The Penthouse finds niches and introduces zones of habitation in the city’s blind spots. It is a tiny house and an inhabitable sculpture on a material level, but it is also a discursive object and a fabulation, a fiction. It tells a story about the drastic changes in the socio-economic structure of urban space. Part of it is a fable featuring the penthouse as an actor. It is presented as art, as groundless or fake real estate, as an intervention or a protest. It is also a hoax, a scam, a kind of squatting, a speculative design object and an excuse not to pay rent in order to avoid falling deeper into the trap of student debt. It uses the legitimacy of art to produce a habitable milieu in the zones of overpriced and exclusive living, neighbouring luxury hotels and other penthouses in the city. Interpretations of the Penthaus depend on perspective and hence remain diffracted. The Penthouse creates a zone of indeterminacy between the material and the symbolic, the grim and the light-hearted, economic pressure and creative freedom. Refering to Rao’s and Simons’ understanding of the term, it is precisely this zone and the narratives that unfold from it are what make dwelling in the Penthouse counter-speculative.
The word speculation has ambiguous roots. it derives from the speculari – scouts who watch out for danger from the highest point of the watchtower. It also contains the Latin speculum, the word for mirror6. In this sense, the Penthouse offers a speculative dwelling not only in a conceptual but also in a literal sense: its dweller lives inside a mirror. This mirror gives the Penthouse a resemblance to spaceships, satellites and otherworldly means of travelling and communicating. It appears as alien and futuristic, even unreal. This unrealness is part of the aesthetic strategy of the Penthouse.
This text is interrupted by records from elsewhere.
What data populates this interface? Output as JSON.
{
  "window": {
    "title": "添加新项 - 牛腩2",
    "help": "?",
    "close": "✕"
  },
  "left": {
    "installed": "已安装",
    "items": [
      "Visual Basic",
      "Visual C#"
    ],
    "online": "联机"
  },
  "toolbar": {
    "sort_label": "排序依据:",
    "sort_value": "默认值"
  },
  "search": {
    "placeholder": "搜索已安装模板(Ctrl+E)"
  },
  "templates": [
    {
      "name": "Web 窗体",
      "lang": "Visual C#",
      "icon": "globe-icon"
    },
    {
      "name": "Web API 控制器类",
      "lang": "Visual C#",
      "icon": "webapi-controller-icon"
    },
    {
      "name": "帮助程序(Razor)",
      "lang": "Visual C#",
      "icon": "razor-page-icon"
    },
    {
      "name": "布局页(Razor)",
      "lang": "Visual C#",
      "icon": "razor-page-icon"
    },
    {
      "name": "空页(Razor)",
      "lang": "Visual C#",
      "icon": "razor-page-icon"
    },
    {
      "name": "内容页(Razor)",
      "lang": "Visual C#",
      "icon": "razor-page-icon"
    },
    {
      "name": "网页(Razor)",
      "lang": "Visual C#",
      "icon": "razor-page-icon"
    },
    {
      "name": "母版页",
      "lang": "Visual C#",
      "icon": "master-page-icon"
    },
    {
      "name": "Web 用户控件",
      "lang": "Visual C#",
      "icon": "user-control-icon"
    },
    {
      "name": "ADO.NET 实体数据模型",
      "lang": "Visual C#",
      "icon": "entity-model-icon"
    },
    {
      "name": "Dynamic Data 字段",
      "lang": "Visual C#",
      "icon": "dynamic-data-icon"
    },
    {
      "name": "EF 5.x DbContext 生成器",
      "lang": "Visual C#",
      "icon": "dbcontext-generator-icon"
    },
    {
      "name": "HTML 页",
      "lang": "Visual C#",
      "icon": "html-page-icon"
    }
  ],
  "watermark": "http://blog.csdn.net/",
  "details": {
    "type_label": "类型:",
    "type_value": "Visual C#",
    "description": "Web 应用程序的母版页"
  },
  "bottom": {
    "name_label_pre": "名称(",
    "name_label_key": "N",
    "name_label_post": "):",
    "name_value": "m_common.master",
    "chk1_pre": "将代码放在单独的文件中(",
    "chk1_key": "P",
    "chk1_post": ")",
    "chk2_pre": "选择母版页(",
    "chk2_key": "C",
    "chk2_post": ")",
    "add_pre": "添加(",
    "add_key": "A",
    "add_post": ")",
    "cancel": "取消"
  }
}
It is part of its counter-speculative existence, and also of its poetics: its way of measuring not time or height, but the distance, now collapsed, between itself and the heavens reflected on it. The Penthouse borrows from this state of unrealness in order to find a new opening beyond the exhausted imaginary and calculated futures within capitalist realism.
- Heidegger 1971: 221
- Kuoni 2015:11
- Simon 2017
- Fischer 2009
- Rao 2015: 20
- Rao 2015: 19
Fisher, Mark. Capitalist realism: Is there no alternative? John Huwnt Publishing, 2009.
Heidegger, Martin: Poetry, Language Thought, trans. Albert Hofstadter. Harper and Row, 1971.
Rao, Vyjayanthi Venuturupalli, Prem Krishnamurthy, and Carin Kuoni, eds. Speculation, Now: Essays and Artwork. Duke University Press, 2015.
Serres, Michel. The Parasite. University of Minnesota Press, 2013.
Simon, Joshua. Speculation and Counter-Speculation. From Value to Price, from Labor to Debt, from Revolution to Disruption. Public Seminar Weblog, 2017.